Eid’s presence on campus threatened some students’ emotional security. An anonymous member of SJP and the Middle Eastern Students’ Collective opined, “I thought that the bringing of [a] Palestinian activist that advocated against BDS was tokenization of his identity to validate certain specific groups on campus and their politics, in a very racist way that capitalized on his identity as a Palestinian. They mentioned that while they did not actually attend the lecture, multiple friends identified the lecture as a targeting of certain identities on campus. The student said, “As a Middle Eastern student at Vassar and as an Arab student at Vassar, that made me really uncomfortable. Also the fact that the President funded that also showed where the administration supports some students and calls out certain kinds of racism and ignores other kinds of racism on campus and, in fact, actively supports it.”

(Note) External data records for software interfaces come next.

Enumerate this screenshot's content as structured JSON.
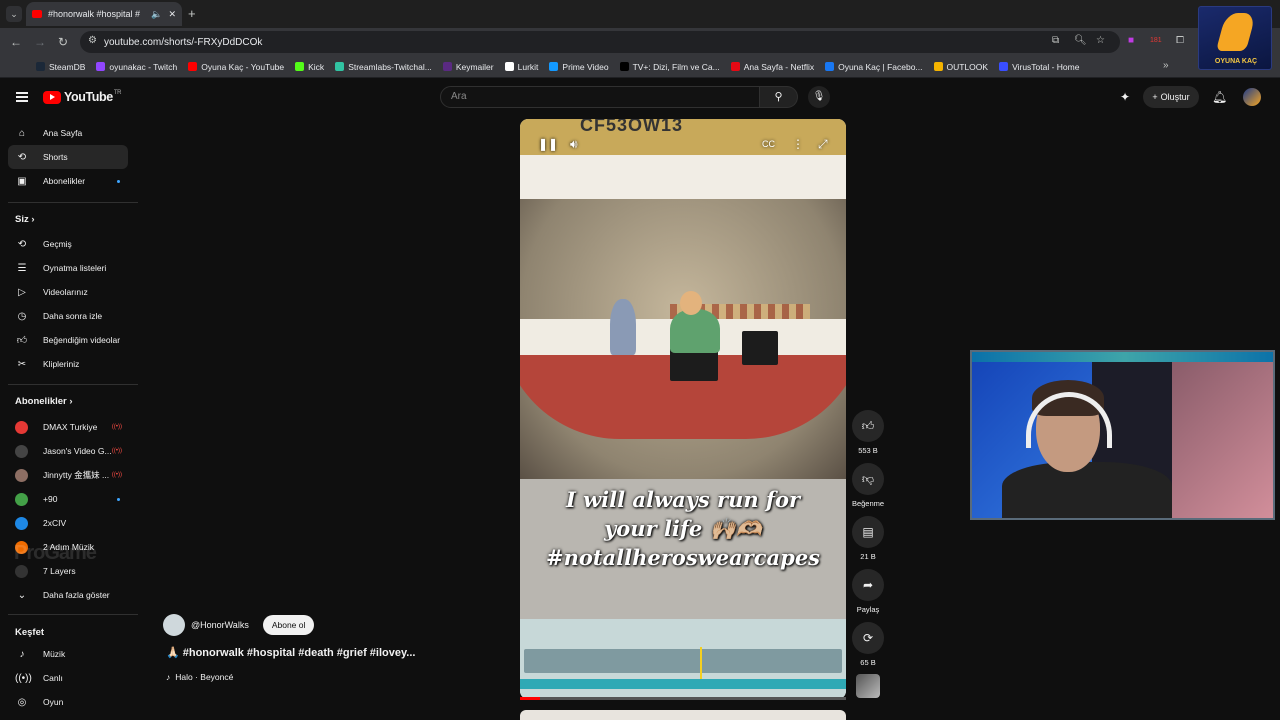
{
  "browser": {
    "tab_title": "#honorwalk #hospital #",
    "url": "youtube.com/shorts/-FRXyDdDCOk",
    "bookmarks": [
      {
        "label": "SteamDB",
        "color": "#1b2838"
      },
      {
        "label": "oyunakac - Twitch",
        "color": "#9146ff"
      },
      {
        "label": "Oyuna Kaç - YouTube",
        "color": "#ff0000"
      },
      {
        "label": "Kick",
        "color": "#53fc18"
      },
      {
        "label": "Streamlabs-Twitchal...",
        "color": "#31c3a2"
      },
      {
        "label": "Keymailer",
        "color": "#5a2a82"
      },
      {
        "label": "Lurkit",
        "color": "#ffffff"
      },
      {
        "label": "Prime Video",
        "color": "#1399ff"
      },
      {
        "label": "TV+: Dizi, Film ve Ca...",
        "color": "#000000"
      },
      {
        "label": "Ana Sayfa - Netflix",
        "color": "#e50914"
      },
      {
        "label": "Oyuna Kaç | Facebo...",
        "color": "#1877f2"
      },
      {
        "label": "OUTLOOK",
        "color": "#f5b400"
      },
      {
        "label": "VirusTotal - Home",
        "color": "#394eff"
      }
    ],
    "badge_text": "181"
  },
  "youtube": {
    "logo": "YouTube",
    "region": "TR",
    "search_placeholder": "Ara",
    "create_label": "Oluştur",
    "sidebar": {
      "main": [
        {
          "label": "Ana Sayfa",
          "icon": "home-icon"
        },
        {
          "label": "Shorts",
          "icon": "shorts-icon"
        },
        {
          "label": "Abonelikler",
          "icon": "subscriptions-icon"
        }
      ],
      "you_header": "Siz",
      "you": [
        {
          "label": "Geçmiş",
          "icon": "history-icon"
        },
        {
          "label": "Oynatma listeleri",
          "icon": "playlist-icon"
        },
        {
          "label": "Videolarınız",
          "icon": "your-videos-icon"
        },
        {
          "label": "Daha sonra izle",
          "icon": "watch-later-icon"
        },
        {
          "label": "Beğendiğim videolar",
          "icon": "liked-icon"
        },
        {
          "label": "Klipleriniz",
          "icon": "clips-icon"
        }
      ],
      "subs_header": "Abonelikler",
      "subs": [
        {
          "label": "DMAX Turkiye",
          "color": "#e53935"
        },
        {
          "label": "Jason's Video G...",
          "color": "#444444"
        },
        {
          "label": "Jinnytty 金攜妹 ...",
          "color": "#8d6e63"
        },
        {
          "label": "+90",
          "color": "#43a047"
        },
        {
          "label": "2xCIV",
          "color": "#1e88e5"
        },
        {
          "label": "2 Adım Müzik",
          "color": "#ef6c00"
        },
        {
          "label": "7 Layers",
          "color": "#333333"
        }
      ],
      "show_more": "Daha fazla göster",
      "explore_header": "Keşfet",
      "explore": [
        {
          "label": "Müzik",
          "icon": "music-icon"
        },
        {
          "label": "Canlı",
          "icon": "live-icon"
        },
        {
          "label": "Oyun",
          "icon": "gaming-icon"
        }
      ]
    },
    "short": {
      "overlay_text_line1": "I will always run for",
      "overlay_text_line2": "your life 🙌🏼🫶🏼",
      "overlay_text_line3": "#notallheroswearcapes",
      "top_code": "CF53OW13",
      "channel": "@HonorWalks",
      "subscribe_label": "Abone ol",
      "title": "🙏🏻 #honorwalk #hospital #death #grief #ilovey...",
      "music": "Halo · Beyoncé",
      "progress": 0.06
    },
    "actions": {
      "like_count": "553 B",
      "dislike_label": "Beğenme",
      "comment_count": "21 B",
      "share_label": "Paylaş",
      "remix_count": "65 B"
    },
    "watermark": "ProGame"
  }
}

The proposal to bring Eid to campus was met with resistance by some student orgs. With the help of Associate Dean of the College for Campus Life and Diversity Ed Pittman, Storch found the Dialogue and Engagement Across Differences fund to sponsor his event. As part of an initiative to strengthen Vassar, the President’s office created this fund to support programs that examine controversial issues facing Vassar and society at large (Office of President, “Letter from President Hill on grant program available for innovative programming”). President of the College Catharine Hill wrote, “Bassem Eid brought important perspectives that widened how Vassar is examining the Israeli-Palestinian conflict. I also appreciated the very substantive exchange of questions and answers between the audience and Eid.” On March 3, the fund is presenting Jewish journalist Peter Beinart as a counter to Eid, but some students feel that this is not supportive of the goal of the fund as the two speakers share the same political ideology. SJP and JVP member Henry Rosen ’17 clarified, “Identity and politics are intertwined. What I am trying to suggest is that the fund thinks that they’re inviting difference when they’re inviting two different identities, regardless of political differences.”
“What I want people to take away from this event,” remarked Storch, “is that BDS, Israel, Palestine and a lot in between are much more complicated than I believe some of the speakers we’ve had have indicated. It’s very easy to say ‘this side bad, this side good, we hate the bad side,’ but I think Vassar students are smart enough to know that easy answers aren’t always the best answers to such tough questions as what to do with [Israel and Palestine]. The idea that a Palestinian man would condemn the Palestinian Authority as well as BDS shows just how diverse opinions are on this issue from all sides.”
Administrators recognize a need for dialogue between groups. Dean of the College Chris Roellke wrote in an emailed statement, “Several more campus events in the coming weeks and months will seek to tackle these and other important issues around the globe. My hope is that divergent and even controversial perspectives can be shared and debated in the vibrant and respectful intellectual environment Vassar seeks to afford its students and faculty.”